### Given records

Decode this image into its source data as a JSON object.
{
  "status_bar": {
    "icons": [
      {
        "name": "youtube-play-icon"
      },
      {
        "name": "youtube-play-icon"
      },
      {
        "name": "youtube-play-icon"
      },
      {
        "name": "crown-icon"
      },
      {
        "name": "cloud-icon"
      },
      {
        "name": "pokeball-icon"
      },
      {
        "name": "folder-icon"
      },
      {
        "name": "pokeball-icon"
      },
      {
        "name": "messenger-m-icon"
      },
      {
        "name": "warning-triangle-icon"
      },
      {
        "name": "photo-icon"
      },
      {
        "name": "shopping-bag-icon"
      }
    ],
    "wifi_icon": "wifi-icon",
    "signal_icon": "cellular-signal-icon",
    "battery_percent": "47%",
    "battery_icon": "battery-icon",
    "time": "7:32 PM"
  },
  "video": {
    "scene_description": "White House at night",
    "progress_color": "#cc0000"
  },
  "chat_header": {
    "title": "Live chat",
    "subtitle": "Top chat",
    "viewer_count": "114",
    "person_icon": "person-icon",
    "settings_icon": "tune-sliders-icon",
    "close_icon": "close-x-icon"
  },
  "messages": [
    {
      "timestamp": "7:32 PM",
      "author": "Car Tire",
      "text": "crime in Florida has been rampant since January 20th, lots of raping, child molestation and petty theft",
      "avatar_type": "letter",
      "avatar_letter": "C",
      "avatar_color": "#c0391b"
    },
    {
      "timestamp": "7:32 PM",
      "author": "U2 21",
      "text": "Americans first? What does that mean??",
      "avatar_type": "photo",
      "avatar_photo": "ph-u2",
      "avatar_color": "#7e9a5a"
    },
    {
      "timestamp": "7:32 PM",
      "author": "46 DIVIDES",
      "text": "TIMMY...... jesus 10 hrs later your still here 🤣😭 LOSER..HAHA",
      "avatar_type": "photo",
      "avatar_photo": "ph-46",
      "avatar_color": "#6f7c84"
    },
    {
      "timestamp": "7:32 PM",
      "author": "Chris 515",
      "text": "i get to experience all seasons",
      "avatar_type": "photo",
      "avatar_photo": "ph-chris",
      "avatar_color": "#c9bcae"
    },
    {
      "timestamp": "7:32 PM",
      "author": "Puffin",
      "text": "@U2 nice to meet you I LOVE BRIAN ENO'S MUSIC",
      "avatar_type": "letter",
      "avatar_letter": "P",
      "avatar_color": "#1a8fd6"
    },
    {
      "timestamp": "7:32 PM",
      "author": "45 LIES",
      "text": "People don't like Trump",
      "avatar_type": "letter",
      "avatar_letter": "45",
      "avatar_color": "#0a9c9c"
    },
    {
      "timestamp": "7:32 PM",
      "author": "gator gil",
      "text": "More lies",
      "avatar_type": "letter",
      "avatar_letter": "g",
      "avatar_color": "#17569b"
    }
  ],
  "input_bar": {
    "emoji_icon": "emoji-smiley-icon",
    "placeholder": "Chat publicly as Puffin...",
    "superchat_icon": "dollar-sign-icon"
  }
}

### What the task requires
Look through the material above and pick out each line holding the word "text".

### Written response
      "text": "crime in Florida has been rampant since January 20th, lots of raping, child molestation and petty theft",
      "text": "Americans first? What does that mean??",
      "text": "TIMMY...... jesus 10 hrs later your still here 🤣😭 LOSER..HAHA",
      "text": "i get to experience all seasons",
      "text": "@U2 nice to meet you I LOVE BRIAN ENO'S MUSIC",
      "text": "People don't like Trump",
      "text": "More lies",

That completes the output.